1. Do I really have to state in print not to use construction lumber scraps in your smoker or barbecue? Well, here I go. Most of these scraps are resinous pine or fir; some are treated or contain glue, like plywood. All are useless for cooking or smoking purposes. And, under no circumstances should you grill or smoke over woods such as cottonwood, willow, pine, or poplar. Stick to the woods listed below and youâ€[emoji]8482[/emoji]ll produce great heat and fragrant smoke. And when you consider smoking foods, think of the wood as a spice to add flavor instead of just being a fuel."




This info was at this web address:

http://www.fiery-foods.com/dave/wood.asp

I really didn't think it would be much good since they are very nearly evergreen. Some leaves turn brown and fall off but they are really not a deciduous tree.
 

joed617

Smoking Fanatic
OTBS Member
947
12
Joined May 13, 2006
Monty and Rodger, I knew I could count on your guys. I didn't know if it was a hard or soft wood but according to Rodger it's in the Poplar class and that to me is soft wood. So looks like I'll have to cut it up and toss it out. Thanks Guys for your input, I knew someone here would have an answer.

Joe
 

up in smoke

Smoking Fanatic
OTBS Member
913
14
Joined Jul 12, 2006
Here is what I found about magnolia trees. Probably not a good idea to smoke with.
Toxicity: The bark and leaves can be irritating (64), while the wood has been reported to cause bronchial asthma and rhinitis (40). Its also in the popular family, which doesâ€[emoji]8482[/emoji]nt smoke well Cest la vie!
 

joed617

Smoking Fanatic
OTBS Member
947
12
Joined May 13, 2006
Hey Up in Smoke, Thanks for the info.. I couldn't find anything about it .. you did well.. Thanks again

Joe
 

roller
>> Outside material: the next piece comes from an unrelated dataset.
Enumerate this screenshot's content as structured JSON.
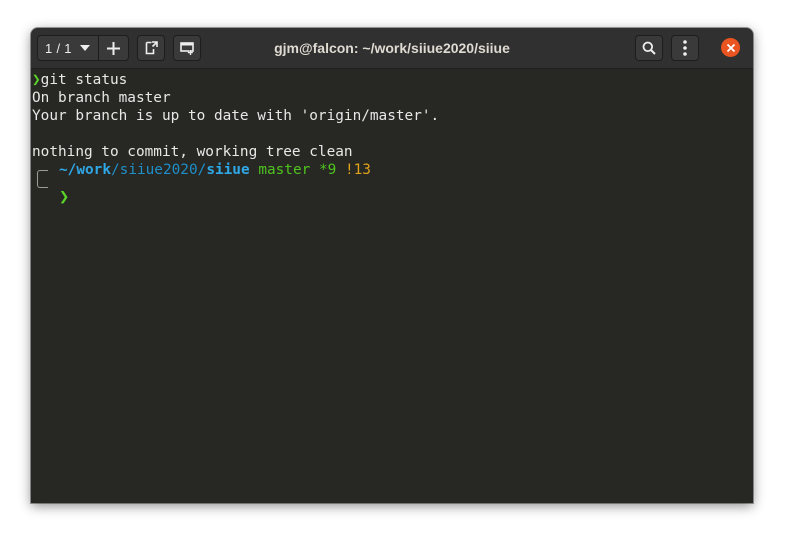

Smoking Guru
SMF Premier Member
6,043
53
Joined Mar 10, 2010
I would not do it...just because the fresh cut wood does not smell good at all...
 

tokerman

Newbie
1
10
Joined Jul 20, 2016
I know its very late haha, this was posted 10 years ago. But i have a magnolia tree in my back yard. Its very nice to smoke, smooth. I smoke both the leaves and the flowers, both have different tastes. When its all dry and ground up, it has a herbal kind of smell. Its best when its mixed with other things but theres no harm in trying it on its own
 

deirdre

Newbie
1
10
Joined May 29, 2017
I know this thread is over a decade old but in case others come across it doing research as I did, cajunsmoker's comment "And, under no circumstances should you grill or smoke over woods such as cottonwood, willow, pine, or poplar." is not relevant to magnolias.

Please note that Sweet Magnolia and it's cousin Tulip Poplar (aka Yellow Poplar or Tuliptree) are NOT part of the cottonwood, willow, and poplar family.  Poplar/Aspen/Cottonwood (which are mostly all names for closely related trees of the Populus  genus, as well as willow, are in the Salicaceae family. Sweet Magnolia (Magnolia virginiana) and Tulip Poplar (Liriodendron tulipifera) are in the unrelated Magnoliaceae family of trees, so information on cottonwood, willow, or poplar (and pine) is irrelevant, which isn't to say that Magnolias are necessarily any better for smoking.

Also, for reference, the updated link that the quote comes from is:

http://www.fieryfoodscentral.com/2008/07/08/mesquite-and-other-woods-for-grilling-and-smoking/

It does not mention magnolias.

Tuliptree wood burns to a white ash not a coal, so it may not work well for smoking but should be fine for some kinds of cooking and I use it frequently because they tend to fall in my yard :-\ .  Some sources I've seen suggest that its smoke adds a somewhat sharp spicy flavor, I've noticed a somewhat sharp smell when cooking.
 

Latest posts

Hot Threads

Top Bottom
  AdBlock Detected

We noticed that you're using an ad-blocker, which could block some critical website features. For the best possible site experience please take a moment to disable your AdBlocker.